Valdez froze, and in an instant the fight bled out of him. His posture eased, his glower softened. Every hint of challenge melted away, leaving something startled in its wake. He blinked up at Galin with a look of guilt, of sheepishness at being called out.
Whether or not Valdez had considered the consequences of his actions, it was obvious he now understood exactly how far he'd erred. Valdez possessed a brilliant mind for business strategy, but he was not built for diplomacy. Or for patience. Galin should not have brought him along.
Too late for such regrets. Galin couldn't very well send him away now.
"I... really didn't think this through first," Valdez conceded. "But sir, what else could I have said?"
"You could have said nothing." Exasperation raised Galin's voice to an indiscreet volume, and he quieted with difficulty. "Whatever aspersions they were casting, I'm sure I've heard worse." Baell was not the only member of his own species to imply there was something wrong with failing to take a mate. Solitude was not a path commonly chosen among Remians.
"She's a complete hypocrite," Valdez protested. "Arguing that you're not reliable because you're unattached? She doesn't have anyone hanging off her arm tonight."
"Keep your voice down," Galin hissed.
He risked a glance through branches and fronds, checking to make sure they hadn't drawn unwelcome attention. No one was paying them any mind. When he returned his focus to this private conversation, he found Valdez chewing on his lower lip in obvious frustration. Galin drew a steadying breath.
"She's a widow. She's not being inconsistent. Just close-minded." He shut his eyes for a moment, willing himself calm. No good would come of keeping Valdez on the defensive. It was clear they both understood how precarious a position they now occupied, and it wasn't as though Addison knew the true reasons this lie ignited panic in Galin's chest.
"No." Galin opened his eyes. "I don't need you to defend me. And I certainly don't need you to lie for me."
The words hit their mark. Galin could tell from the flush that spread bright across Valdez's cheeks, and the way he dropped his gaze, all hint of rebellion winking out. A harsh inhale was all the sound between them for several seconds. Galin deliberately did not interrupt the impasse. He let the quiet linger, ignoring the instinctive urge to reassure Valdez that everything was fine.
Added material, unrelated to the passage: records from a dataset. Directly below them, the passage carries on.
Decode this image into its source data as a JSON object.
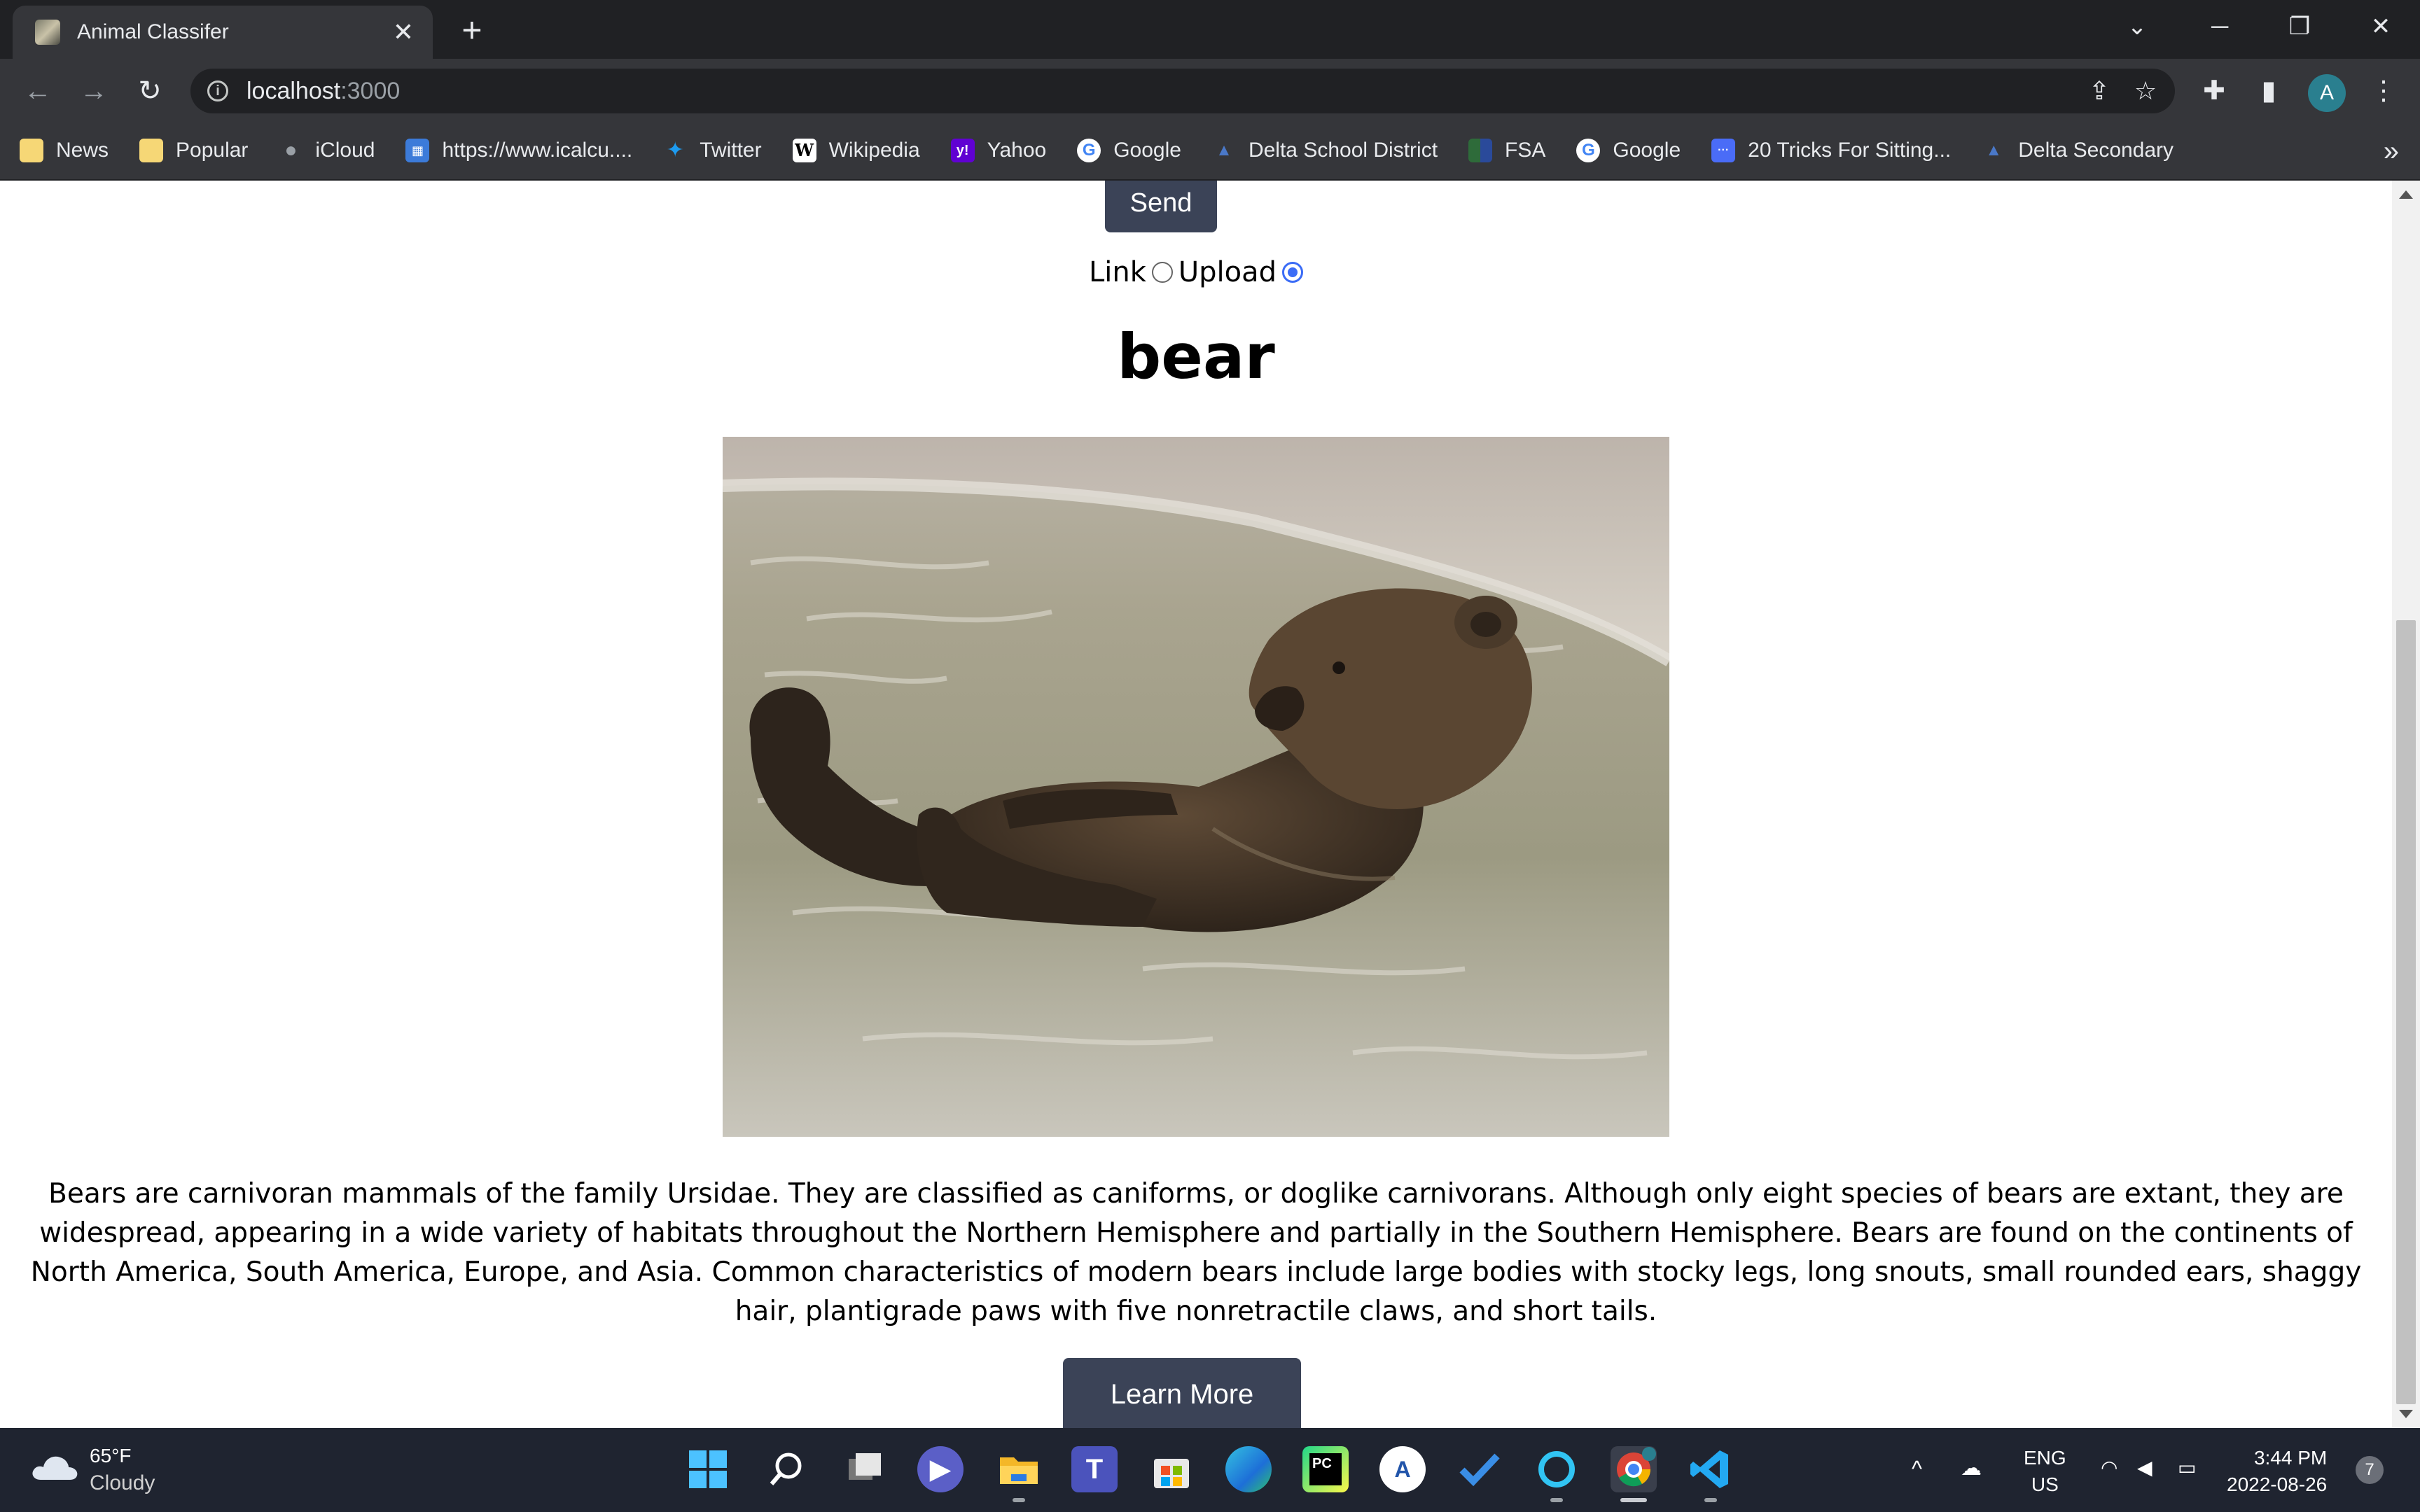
{
  "browser": {
    "tab": {
      "title": "Animal Classifer",
      "close_glyph": "✕"
    },
    "new_tab_glyph": "+",
    "window_controls": {
      "tablist": "⌄",
      "minimize": "─",
      "restore": "❐",
      "close": "✕"
    },
    "nav": {
      "back": "←",
      "forward": "→",
      "reload": "↻"
    },
    "address": {
      "host": "localhost",
      "port": ":3000"
    },
    "omnibox_icons": {
      "share": "⇪",
      "star": "☆"
    },
    "toolbar_icons": {
      "extensions": "✚",
      "side_panel": "▮"
    },
    "profile_initial": "A",
    "bookmarks": [
      {
        "label": "News",
        "icon": "folder-icon",
        "color": "#f6d776"
      },
      {
        "label": "Popular",
        "icon": "folder-icon",
        "color": "#f6d776"
      },
      {
        "label": "iCloud",
        "icon": "apple-icon",
        "color": "#9aa0a6"
      },
      {
        "label": "https://www.icalcu....",
        "icon": "calculator-icon",
        "color": "#3c7bd9"
      },
      {
        "label": "Twitter",
        "icon": "twitter-icon",
        "color": "#1d9bf0"
      },
      {
        "label": "Wikipedia",
        "icon": "wikipedia-icon",
        "color": "#ffffff"
      },
      {
        "label": "Yahoo",
        "icon": "yahoo-icon",
        "color": "#6001d2"
      },
      {
        "label": "Google",
        "icon": "google-icon",
        "color": "#ffffff"
      },
      {
        "label": "Delta School District",
        "icon": "delta-icon",
        "color": "#2a4a8a"
      },
      {
        "label": "FSA",
        "icon": "fsa-icon",
        "color": "#2e6b3a"
      },
      {
        "label": "Google",
        "icon": "google-icon",
        "color": "#ffffff"
      },
      {
        "label": "20 Tricks For Sitting...",
        "icon": "site-icon",
        "color": "#4a6cf7"
      },
      {
        "label": "Delta Secondary",
        "icon": "delta-icon",
        "color": "#2a4a8a"
      }
    ],
    "bookmarks_overflow": "»"
  },
  "page": {
    "send_label": "Send",
    "radio": {
      "link_label": "Link",
      "upload_label": "Upload",
      "selected": "Upload"
    },
    "result_title": "bear",
    "description": "Bears are carnivoran mammals of the family Ursidae. They are classified as caniforms, or doglike carnivorans. Although only eight species of bears are extant, they are widespread, appearing in a wide variety of habitats throughout the Northern Hemisphere and partially in the Southern Hemisphere. Bears are found on the continents of North America, South America, Europe, and Asia. Common characteristics of modern bears include large bodies with stocky legs, long snouts, small rounded ears, shaggy hair, plantigrade paws with five nonretractile claws, and short tails.",
    "learn_more_label": "Learn More",
    "button_color": "#3b4357"
  },
  "taskbar": {
    "weather": {
      "temp": "65°F",
      "condition": "Cloudy"
    },
    "apps": [
      "start-icon",
      "search-icon",
      "task-view-icon",
      "chat-icon",
      "file-explorer-icon",
      "teams-icon",
      "store-icon",
      "edge-icon",
      "pycharm-icon",
      "app-icon",
      "todo-icon",
      "cortana-icon",
      "chrome-icon",
      "vscode-icon"
    ],
    "tray": {
      "chevron": "^",
      "language_line1": "ENG",
      "language_line2": "US"
    },
    "clock": {
      "time": "3:44 PM",
      "date": "2022-08-26"
    },
    "notification_count": "7"
  }
}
Everything was not fine. They stood in a new and complicated mire of Valdez's making, and the potential consequences were substantial. Valdez, of all people, knew how badly the Korria needed this contract.
"I'm sorry," Valdez said, soft and sincere. His chin tucked low, and he stared at Galin's chest as he spoke.
"There's nothing to be done for it now." The words were not an absolution, but Galin gentled his voice. He'd made his point; there was no reason to torture Valdez when he clearly understood the gravity of his misstep. "The entire purpose of our presence is for Baell to evaluate us. We're here to prove ourselves trustworthy. If we confess that we've already lied to her, she's certain to refuse us the contract."
"Fuck." Valdez blinked hard and his face flushed brighter.
Less Than Three Press
Cover design by Aisha Akeju